* [What you should do]
A verbatim copy of every entry is required. Produce it now.

* [Dataset extract]
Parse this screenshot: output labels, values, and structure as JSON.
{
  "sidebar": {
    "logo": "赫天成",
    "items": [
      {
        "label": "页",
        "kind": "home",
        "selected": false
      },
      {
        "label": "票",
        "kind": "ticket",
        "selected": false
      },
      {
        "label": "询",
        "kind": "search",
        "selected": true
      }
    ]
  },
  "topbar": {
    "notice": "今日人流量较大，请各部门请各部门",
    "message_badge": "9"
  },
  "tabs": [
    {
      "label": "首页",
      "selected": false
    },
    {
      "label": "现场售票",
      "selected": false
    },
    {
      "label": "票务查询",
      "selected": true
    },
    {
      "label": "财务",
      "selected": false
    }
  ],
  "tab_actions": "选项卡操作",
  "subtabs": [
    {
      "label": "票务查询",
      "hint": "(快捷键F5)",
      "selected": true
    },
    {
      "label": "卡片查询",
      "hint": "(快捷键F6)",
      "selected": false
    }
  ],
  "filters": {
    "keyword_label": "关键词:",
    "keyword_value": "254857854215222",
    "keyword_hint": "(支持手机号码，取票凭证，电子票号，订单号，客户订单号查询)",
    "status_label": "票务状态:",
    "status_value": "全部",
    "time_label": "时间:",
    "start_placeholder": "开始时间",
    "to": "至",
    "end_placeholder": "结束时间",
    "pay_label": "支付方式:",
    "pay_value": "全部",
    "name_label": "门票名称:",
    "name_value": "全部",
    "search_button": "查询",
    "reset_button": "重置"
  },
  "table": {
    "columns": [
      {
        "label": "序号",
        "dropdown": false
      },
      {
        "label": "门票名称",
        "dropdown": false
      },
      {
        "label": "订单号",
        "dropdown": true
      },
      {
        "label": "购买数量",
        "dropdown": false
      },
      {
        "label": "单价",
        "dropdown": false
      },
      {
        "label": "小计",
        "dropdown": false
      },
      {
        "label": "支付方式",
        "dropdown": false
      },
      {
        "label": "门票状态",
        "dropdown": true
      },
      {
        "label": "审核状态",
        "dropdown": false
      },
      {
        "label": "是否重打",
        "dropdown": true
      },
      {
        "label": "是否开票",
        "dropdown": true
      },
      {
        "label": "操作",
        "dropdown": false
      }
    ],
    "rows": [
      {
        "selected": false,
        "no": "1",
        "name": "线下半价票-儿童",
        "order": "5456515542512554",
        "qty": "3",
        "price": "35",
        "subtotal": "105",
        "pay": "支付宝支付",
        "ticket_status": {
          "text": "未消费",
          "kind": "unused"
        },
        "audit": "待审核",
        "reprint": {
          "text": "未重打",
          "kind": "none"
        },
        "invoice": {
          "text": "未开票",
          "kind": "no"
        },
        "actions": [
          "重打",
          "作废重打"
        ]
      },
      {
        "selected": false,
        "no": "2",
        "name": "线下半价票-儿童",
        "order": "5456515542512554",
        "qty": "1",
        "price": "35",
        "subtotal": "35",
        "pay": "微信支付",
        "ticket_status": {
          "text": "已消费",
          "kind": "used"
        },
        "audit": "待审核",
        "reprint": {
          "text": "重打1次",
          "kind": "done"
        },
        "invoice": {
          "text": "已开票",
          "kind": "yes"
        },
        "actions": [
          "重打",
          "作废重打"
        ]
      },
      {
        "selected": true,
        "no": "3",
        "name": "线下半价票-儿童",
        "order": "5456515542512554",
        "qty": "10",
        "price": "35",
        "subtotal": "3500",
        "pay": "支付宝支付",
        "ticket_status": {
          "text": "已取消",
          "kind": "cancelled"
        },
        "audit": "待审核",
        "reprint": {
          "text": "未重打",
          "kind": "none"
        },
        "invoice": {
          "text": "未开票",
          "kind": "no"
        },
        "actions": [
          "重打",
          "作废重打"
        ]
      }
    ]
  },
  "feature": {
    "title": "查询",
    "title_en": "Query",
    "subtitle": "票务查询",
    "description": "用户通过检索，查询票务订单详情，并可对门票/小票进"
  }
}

* [Answer to this problem]
Parse this screenshot: output labels, values, and structure as JSON.
{
  "sidebar": {
    "logo": "赫天成",
    "items": [
      {
        "label": "页",
        "kind": "home",
        "selected": false
      },
      {
        "label": "票",
        "kind": "ticket",
        "selected": false
      },
      {
        "label": "询",
        "kind": "search",
        "selected": true
      }
    ]
  },
  "topbar": {
    "notice": "今日人流量较大，请各部门请各部门",
    "message_badge": "9"
  },
  "tabs": [
    {
      "label": "首页",
      "selected": false
    },
    {
      "label": "现场售票",
      "selected": false
    },
    {
      "label": "票务查询",
      "selected": true
    },
    {
      "label": "财务",
      "selected": false
    }
  ],
  "tab_actions": "选项卡操作",
  "subtabs": [
    {
      "label": "票务查询",
      "hint": "(快捷键F5)",
      "selected": true
    },
    {
      "label": "卡片查询",
      "hint": "(快捷键F6)",
      "selected": false
    }
  ],
  "filters": {
    "keyword_label": "关键词:",
    "keyword_value": "254857854215222",
    "keyword_hint": "(支持手机号码，取票凭证，电子票号，订单号，客户订单号查询)",
    "status_label": "票务状态:",
    "status_value": "全部",
    "time_label": "时间:",
    "start_placeholder": "开始时间",
    "to": "至",
    "end_placeholder": "结束时间",
    "pay_label": "支付方式:",
    "pay_value": "全部",
    "name_label": "门票名称:",
    "name_value": "全部",
    "search_button": "查询",
    "reset_button": "重置"
  },
  "table": {
    "columns": [
      {
        "label": "序号",
        "dropdown": false
      },
      {
        "label": "门票名称",
        "dropdown": false
      },
      {
        "label": "订单号",
        "dropdown": true
      },
      {
        "label": "购买数量",
        "dropdown": false
      },
      {
        "label": "单价",
        "dropdown": false
      },
      {
        "label": "小计",
        "dropdown": false
      },
      {
        "label": "支付方式",
        "dropdown": false
      },
      {
        "label": "门票状态",
        "dropdown": true
      },
      {
        "label": "审核状态",
        "dropdown": false
      },
      {
        "label": "是否重打",
        "dropdown": true
      },
      {
        "label": "是否开票",
        "dropdown": true
      },
      {
        "label": "操作",
        "dropdown": false
      }
    ],
    "rows": [
      {
        "selected": false,
        "no": "1",
        "name": "线下半价票-儿童",
        "order": "5456515542512554",
        "qty": "3",
        "price": "35",
        "subtotal": "105",
        "pay": "支付宝支付",
        "ticket_status": {
          "text": "未消费",
          "kind": "unused"
        },
        "audit": "待审核",
        "reprint": {
          "text": "未重打",
          "kind": "none"
        },
        "invoice": {
          "text": "未开票",
          "kind": "no"
        },
        "actions": [
          "重打",
          "作废重打"
        ]
      },
      {
        "selected": false,
        "no": "2",
        "name": "线下半价票-儿童",
        "order": "5456515542512554",
        "qty": "1",
        "price": "35",
        "subtotal": "35",
        "pay": "微信支付",
        "ticket_status": {
          "text": "已消费",
          "kind": "used"
        },
        "audit": "待审核",
        "reprint": {
          "text": "重打1次",
          "kind": "done"
        },
        "invoice": {
          "text": "已开票",
          "kind": "yes"
        },
        "actions": [
          "重打",
          "作废重打"
        ]
      },
      {
        "selected": true,
        "no": "3",
        "name": "线下半价票-儿童",
        "order": "5456515542512554",
        "qty": "10",
        "price": "35",
        "subtotal": "3500",
        "pay": "支付宝支付",
        "ticket_status": {
          "text": "已取消",
          "kind": "cancelled"
        },
        "audit": "待审核",
        "reprint": {
          "text": "未重打",
          "kind": "none"
        },
        "invoice": {
          "text": "未开票",
          "kind": "no"
        },
        "actions": [
          "重打",
          "作废重打"
        ]
      }
    ]
  },
  "feature": {
    "title": "查询",
    "title_en": "Query",
    "subtitle": "票务查询",
    "description": "用户通过检索，查询票务订单详情，并可对门票/小票进"
  }
}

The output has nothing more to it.